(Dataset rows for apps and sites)
┌──

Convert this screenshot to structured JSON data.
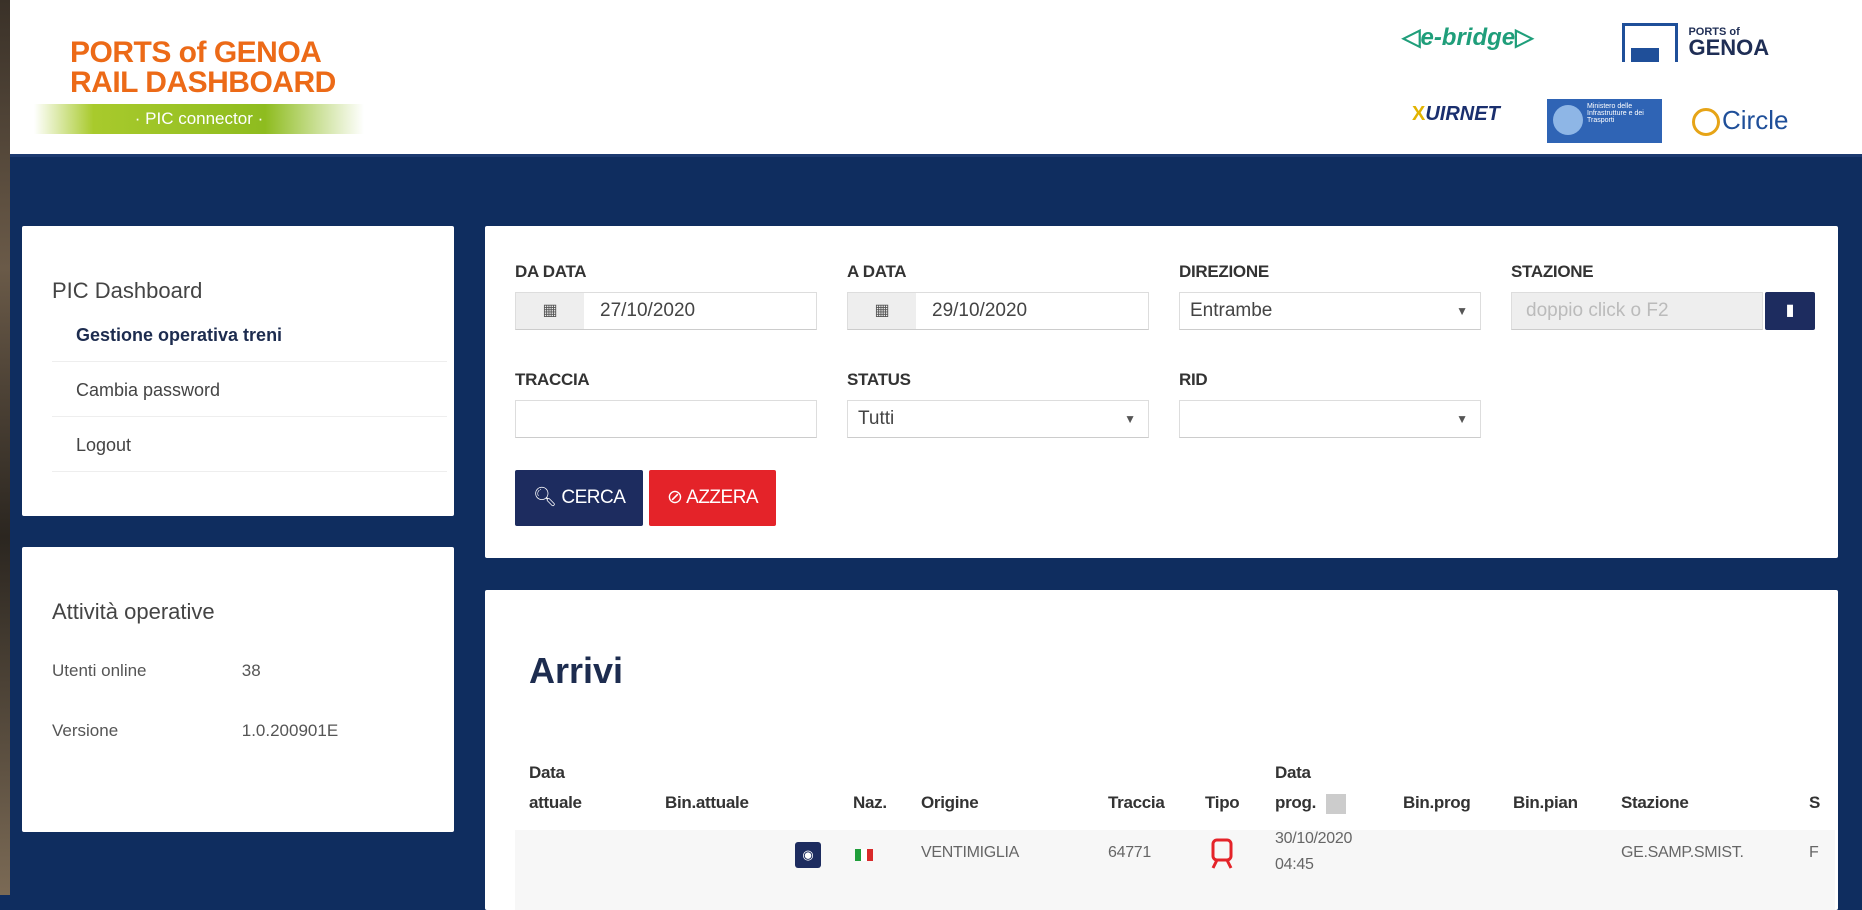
{
  "header": {
    "title_line1": "PORTS of GENOA",
    "title_line2": "RAIL DASHBOARD",
    "subtitle": "· PIC connector ·",
    "logos": {
      "ebridge": "e-bridge",
      "genoa_small": "PORTS of",
      "genoa_big": "GENOA",
      "uirnet": "UIRNET",
      "mit": "Ministero delle Infrastrutture e dei Trasporti",
      "circle": "Circle"
    }
  },
  "sidebar": {
    "title": "PIC Dashboard",
    "items": [
      {
        "label": "Gestione operativa treni",
        "active": true
      },
      {
        "label": "Cambia password",
        "active": false
      },
      {
        "label": "Logout",
        "active": false
      }
    ]
  },
  "info": {
    "title": "Attività operative",
    "rows": [
      {
        "label": "Utenti online",
        "value": "38"
      },
      {
        "label": "Versione",
        "value": "1.0.200901E"
      }
    ]
  },
  "search": {
    "da_data": {
      "label": "DA DATA",
      "value": "27/10/2020"
    },
    "a_data": {
      "label": "A DATA",
      "value": "29/10/2020"
    },
    "direzione": {
      "label": "DIREZIONE",
      "value": "Entrambe"
    },
    "stazione": {
      "label": "STAZIONE",
      "placeholder": "doppio click o F2"
    },
    "traccia": {
      "label": "TRACCIA",
      "value": ""
    },
    "status": {
      "label": "STATUS",
      "value": "Tutti"
    },
    "rid": {
      "label": "RID",
      "value": ""
    },
    "cerca_label": "CERCA",
    "azzera_label": "AZZERA"
  },
  "results": {
    "title": "Arrivi",
    "columns": {
      "data_attuale_1": "Data",
      "data_attuale_2": "attuale",
      "bin_attuale": "Bin.attuale",
      "naz": "Naz.",
      "origine": "Origine",
      "traccia": "Traccia",
      "tipo": "Tipo",
      "data_prog_1": "Data",
      "data_prog_2": "prog.",
      "bin_prog": "Bin.prog",
      "bin_pian": "Bin.pian",
      "stazione": "Stazione",
      "cut": "S"
    },
    "rows": [
      {
        "data_attuale": "",
        "bin_attuale": "",
        "origine": "VENTIMIGLIA",
        "traccia": "64771",
        "data_prog_1": "30/10/2020",
        "data_prog_2": "04:45",
        "bin_prog": "",
        "bin_pian": "",
        "stazione": "GE.SAMP.SMIST.",
        "cut": "F"
      }
    ]
  },
  "colors": {
    "navy": "#1d2c5f",
    "background": "#0f2d5f",
    "orange": "#ec6a17",
    "green": "#8ebc1f",
    "red": "#e42329"
  }
}
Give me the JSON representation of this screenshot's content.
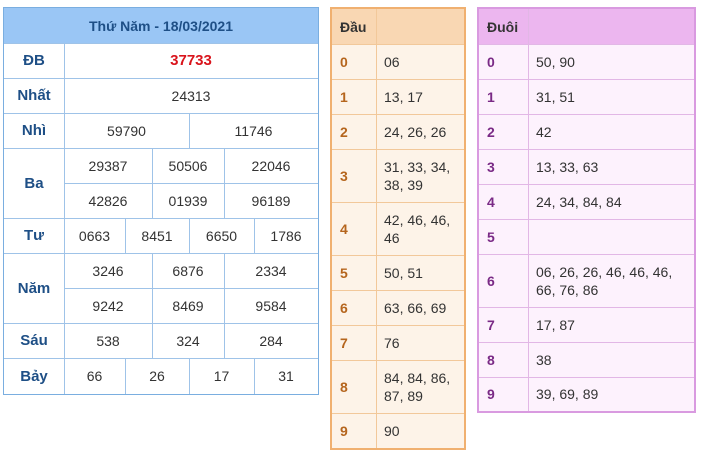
{
  "results": {
    "title": "Thứ Năm - 18/03/2021",
    "rows": [
      {
        "label": "ĐB",
        "values": [
          "37733"
        ]
      },
      {
        "label": "Nhất",
        "values": [
          "24313"
        ]
      },
      {
        "label": "Nhì",
        "values": [
          "59790",
          "11746"
        ]
      },
      {
        "label": "Ba",
        "values": [
          "29387",
          "50506",
          "22046",
          "42826",
          "01939",
          "96189"
        ]
      },
      {
        "label": "Tư",
        "values": [
          "0663",
          "8451",
          "6650",
          "1786"
        ]
      },
      {
        "label": "Năm",
        "values": [
          "3246",
          "6876",
          "2334",
          "9242",
          "8469",
          "9584"
        ]
      },
      {
        "label": "Sáu",
        "values": [
          "538",
          "324",
          "284"
        ]
      },
      {
        "label": "Bảy",
        "values": [
          "66",
          "26",
          "17",
          "31"
        ]
      }
    ]
  },
  "dau": {
    "header_key": "Đầu",
    "header_val": "",
    "rows": [
      {
        "key": "0",
        "val": "06"
      },
      {
        "key": "1",
        "val": "13, 17"
      },
      {
        "key": "2",
        "val": "24, 26, 26"
      },
      {
        "key": "3",
        "val": "31, 33, 34, 38, 39"
      },
      {
        "key": "4",
        "val": "42, 46, 46, 46"
      },
      {
        "key": "5",
        "val": "50, 51"
      },
      {
        "key": "6",
        "val": "63, 66, 69"
      },
      {
        "key": "7",
        "val": "76"
      },
      {
        "key": "8",
        "val": "84, 84, 86, 87, 89"
      },
      {
        "key": "9",
        "val": "90"
      }
    ]
  },
  "duoi": {
    "header_key": "Đuôi",
    "header_val": "",
    "rows": [
      {
        "key": "0",
        "val": "50, 90"
      },
      {
        "key": "1",
        "val": "31, 51"
      },
      {
        "key": "2",
        "val": "42"
      },
      {
        "key": "3",
        "val": "13, 33, 63"
      },
      {
        "key": "4",
        "val": "24, 34, 84, 84"
      },
      {
        "key": "5",
        "val": ""
      },
      {
        "key": "6",
        "val": "06, 26, 26, 46, 46, 46, 66, 76, 86"
      },
      {
        "key": "7",
        "val": "17, 87"
      },
      {
        "key": "8",
        "val": "38"
      },
      {
        "key": "9",
        "val": "39, 69, 89"
      }
    ]
  },
  "colors": {
    "results_header": "#9ac6f5",
    "special_prize": "#d9141c",
    "dau_border": "#f0b070",
    "duoi_border": "#d99ae0"
  }
}
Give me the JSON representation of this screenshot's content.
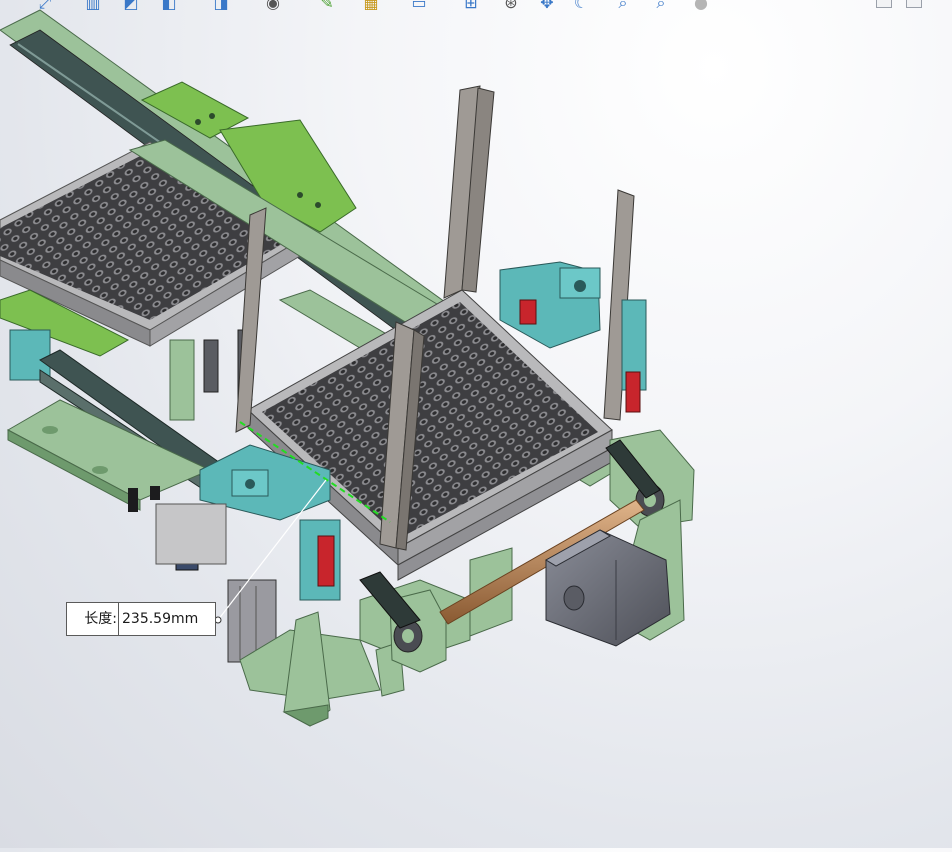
{
  "colors": {
    "frame_green": "#9cc29a",
    "frame_green_dark": "#6e9a6d",
    "bracket_green": "#7dc050",
    "plate_gray": "#b9b9bb",
    "tray_dark": "#4a4a4d",
    "cyan_part": "#5cb8b8",
    "red_part": "#c8252c",
    "motor_gray": "#6b6e78",
    "shaft_copper": "#c08a5a",
    "rail_dark": "#4a5a58",
    "measure_green": "#22dd22"
  },
  "toolbar": {
    "icons": [
      "zoom-to-fit-icon",
      "section-view-icon",
      "view-orientation-icon",
      "display-style-icon",
      "hide-show-icon",
      "edit-appearance-icon",
      "apply-scene-icon",
      "render-icon",
      "view-settings-icon",
      "display-pane-icon",
      "move-view-icon",
      "rotate-view-icon",
      "zoom-area-icon",
      "zoom-in-out-icon",
      "help-icon"
    ]
  },
  "measurement": {
    "label": "长度:",
    "value": "235.59mm"
  }
}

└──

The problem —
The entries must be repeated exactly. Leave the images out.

Answer to the problem —
Convert this screenshot to structured JSON data.
{
  "header": {
    "title_line1": "PORTS of GENOA",
    "title_line2": "RAIL DASHBOARD",
    "subtitle": "· PIC connector ·",
    "logos": {
      "ebridge": "e-bridge",
      "genoa_small": "PORTS of",
      "genoa_big": "GENOA",
      "uirnet": "UIRNET",
      "mit": "Ministero delle Infrastrutture e dei Trasporti",
      "circle": "Circle"
    }
  },
  "sidebar": {
    "title": "PIC Dashboard",
    "items": [
      {
        "label": "Gestione operativa treni",
        "active": true
      },
      {
        "label": "Cambia password",
        "active": false
      },
      {
        "label": "Logout",
        "active": false
      }
    ]
  },
  "info": {
    "title": "Attività operative",
    "rows": [
      {
        "label": "Utenti online",
        "value": "38"
      },
      {
        "label": "Versione",
        "value": "1.0.200901E"
      }
    ]
  },
  "search": {
    "da_data": {
      "label": "DA DATA",
      "value": "27/10/2020"
    },
    "a_data": {
      "label": "A DATA",
      "value": "29/10/2020"
    },
    "direzione": {
      "label": "DIREZIONE",
      "value": "Entrambe"
    },
    "stazione": {
      "label": "STAZIONE",
      "placeholder": "doppio click o F2"
    },
    "traccia": {
      "label": "TRACCIA",
      "value": ""
    },
    "status": {
      "label": "STATUS",
      "value": "Tutti"
    },
    "rid": {
      "label": "RID",
      "value": ""
    },
    "cerca_label": "CERCA",
    "azzera_label": "AZZERA"
  },
  "results": {
    "title": "Arrivi",
    "columns": {
      "data_attuale_1": "Data",
      "data_attuale_2": "attuale",
      "bin_attuale": "Bin.attuale",
      "naz": "Naz.",
      "origine": "Origine",
      "traccia": "Traccia",
      "tipo": "Tipo",
      "data_prog_1": "Data",
      "data_prog_2": "prog.",
      "bin_prog": "Bin.prog",
      "bin_pian": "Bin.pian",
      "stazione": "Stazione",
      "cut": "S"
    },
    "rows": [
      {
        "data_attuale": "",
        "bin_attuale": "",
        "origine": "VENTIMIGLIA",
        "traccia": "64771",
        "data_prog_1": "30/10/2020",
        "data_prog_2": "04:45",
        "bin_prog": "",
        "bin_pian": "",
        "stazione": "GE.SAMP.SMIST.",
        "cut": "F"
      }
    ]
  },
  "colors": {
    "navy": "#1d2c5f",
    "background": "#0f2d5f",
    "orange": "#ec6a17",
    "green": "#8ebc1f",
    "red": "#e42329"
  }
}
Give me the JSON representation of this screenshot's content.
{
  "results": {
    "title": "Thứ Năm - 18/03/2021",
    "rows": [
      {
        "label": "ĐB",
        "values": [
          "37733"
        ]
      },
      {
        "label": "Nhất",
        "values": [
          "24313"
        ]
      },
      {
        "label": "Nhì",
        "values": [
          "59790",
          "11746"
        ]
      },
      {
        "label": "Ba",
        "values": [
          "29387",
          "50506",
          "22046",
          "42826",
          "01939",
          "96189"
        ]
      },
      {
        "label": "Tư",
        "values": [
          "0663",
          "8451",
          "6650",
          "1786"
        ]
      },
      {
        "label": "Năm",
        "values": [
          "3246",
          "6876",
          "2334",
          "9242",
          "8469",
          "9584"
        ]
      },
      {
        "label": "Sáu",
        "values": [
          "538",
          "324",
          "284"
        ]
      },
      {
        "label": "Bảy",
        "values": [
          "66",
          "26",
          "17",
          "31"
        ]
      }
    ]
  },
  "dau": {
    "header_key": "Đầu",
    "header_val": "",
    "rows": [
      {
        "key": "0",
        "val": "06"
      },
      {
        "key": "1",
        "val": "13, 17"
      },
      {
        "key": "2",
        "val": "24, 26, 26"
      },
      {
        "key": "3",
        "val": "31, 33, 34, 38, 39"
      },
      {
        "key": "4",
        "val": "42, 46, 46, 46"
      },
      {
        "key": "5",
        "val": "50, 51"
      },
      {
        "key": "6",
        "val": "63, 66, 69"
      },
      {
        "key": "7",
        "val": "76"
      },
      {
        "key": "8",
        "val": "84, 84, 86, 87, 89"
      },
      {
        "key": "9",
        "val": "90"
      }
    ]
  },
  "duoi": {
    "header_key": "Đuôi",
    "header_val": "",
    "rows": [
      {
        "key": "0",
        "val": "50, 90"
      },
      {
        "key": "1",
        "val": "31, 51"
      },
      {
        "key": "2",
        "val": "42"
      },
      {
        "key": "3",
        "val": "13, 33, 63"
      },
      {
        "key": "4",
        "val": "24, 34, 84, 84"
      },
      {
        "key": "5",
        "val": ""
      },
      {
        "key": "6",
        "val": "06, 26, 26, 46, 46, 46, 66, 76, 86"
      },
      {
        "key": "7",
        "val": "17, 87"
      },
      {
        "key": "8",
        "val": "38"
      },
      {
        "key": "9",
        "val": "39, 69, 89"
      }
    ]
  },
  "colors": {
    "results_header": "#9ac6f5",
    "special_prize": "#d9141c",
    "dau_border": "#f0b070",
    "duoi_border": "#d99ae0"
  }
}
Give me the JSON representation of this screenshot's content.
{
  "colors": {
    "frame_green": "#9cc29a",
    "frame_green_dark": "#6e9a6d",
    "bracket_green": "#7dc050",
    "plate_gray": "#b9b9bb",
    "tray_dark": "#4a4a4d",
    "cyan_part": "#5cb8b8",
    "red_part": "#c8252c",
    "motor_gray": "#6b6e78",
    "shaft_copper": "#c08a5a",
    "rail_dark": "#4a5a58",
    "measure_green": "#22dd22"
  },
  "toolbar": {
    "icons": [
      "zoom-to-fit-icon",
      "section-view-icon",
      "view-orientation-icon",
      "display-style-icon",
      "hide-show-icon",
      "edit-appearance-icon",
      "apply-scene-icon",
      "render-icon",
      "view-settings-icon",
      "display-pane-icon",
      "move-view-icon",
      "rotate-view-icon",
      "zoom-area-icon",
      "zoom-in-out-icon",
      "help-icon"
    ]
  },
  "measurement": {
    "label": "长度:",
    "value": "235.59mm"
  }
}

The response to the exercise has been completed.